Freud and His Legacy (1 Letter)Wallerstein's defense of Freud is so lame that it is comical. It is true that Freudian therapy does not cure anyone. Wallerstein's gripe is that the statement is "unsupported", but he fails to give any support to his contrary view. He merely says that he could cite research. So why doesn't he?
Published: May 14, 2006
To the Editor:
In "The Inside Man" (Op-Ed, May 7), William H. Gass commemorates Sigmund Freud's 150th birthday and very properly marks the enormous impact that the psychoanalysis innovated by Freud has had on the intellectual and cultural life of our world for more than a century.
I take issue, however, with his unsupported statement that the world has scarcely noticed that "this therapy -- which took so long and cost so much -- wasn't curing anybody."
What would Mr. Gass assert to be the basis for this view? Certainly the perspective of the more than 10,000 members of the International Psychoanalytical Association, plus the thousands more other psychoanalytically based mental health practitioners, would give ample evidence to the contrary, as would so many of their patients.
For the more questioning, I can readily cite very substantial and ever growing documented formal research to support this statement.
Robert S. Wallerstein, M.D.
Belvedere, Calif., May 7, 2006
The writer is a former president of the American Psychoanalytic Association and the International Psychoanalytical Association.
His letter doesn't have much space for argument, but he could certainly cite a published article or a web site. It means very little to just cite the existance of people trying to exploit deluded mental patients. It is about like citing Scientologists.
I did find where Wallerstein wrote an article surveying the history of empirical research on the effectiveness of Freudian therapy. You can read it yourself, but it sounds to me like he found that nothing works better than anything else. Here is one of the stronger findings:
The most striking finding of the Columbia studies was that across every patient category, measured therapeutic benefit always substantially exceeded measured evolved analytic process. However, as with the Boston study, the outcomes, in terms of both therapeutic benefit and analyzability, were only marginally predictable from initial evaluation.This is just gibberish. If he really had good evidence, then he would spell it out.
Rolling Stone magazine says:
Scientology holds that the entire field of neurological and mental-health research -- from Freud to the study of brain chemistry -- is pseudoscience.

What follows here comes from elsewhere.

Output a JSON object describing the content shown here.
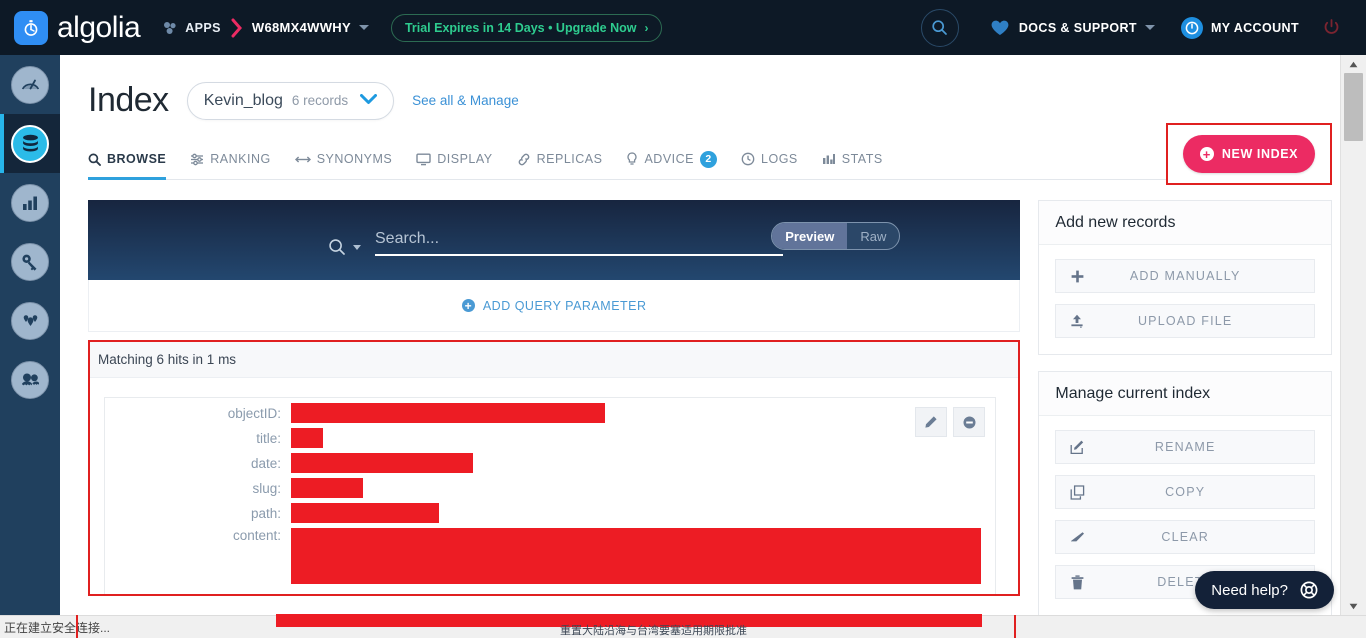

In Scientology's overview text, What Is Scientology?, psychiatry is described as a "hodgepodge of unproven theories that have never produced any result -- except an ability to make the unmanageable and mutinous more docile and quiet, and turn the troubled into apathetic souls beyond the point of caring."But Scientology has its own kooky Freudian beliefs:
Published in 1950, Dianetics maintained that the source of mental and physical illness could be traced back to psychic scars called "engrams" that were rooted in early, even prenatal, experiences, and remained locked in a person's subconscious, or "reactive mind." To rid oneself of the reactive mind, a process known as going "Clear," Dianetics, and later Scientology, preached a regressive-therapy technique called auditing, which involves re-experiencing incidents in one's past life in order to erase their engrams.This is more pseudoscience. There is no scientific evidence that psychic scars are locked in a person's subconscious.
(BTW, this Robert Wallerstein is unrelated to the Judith Wallerstein whom I criticized on this blog previously, as far as I know. They just happen to be pseudoscientific quacks with the same last name.)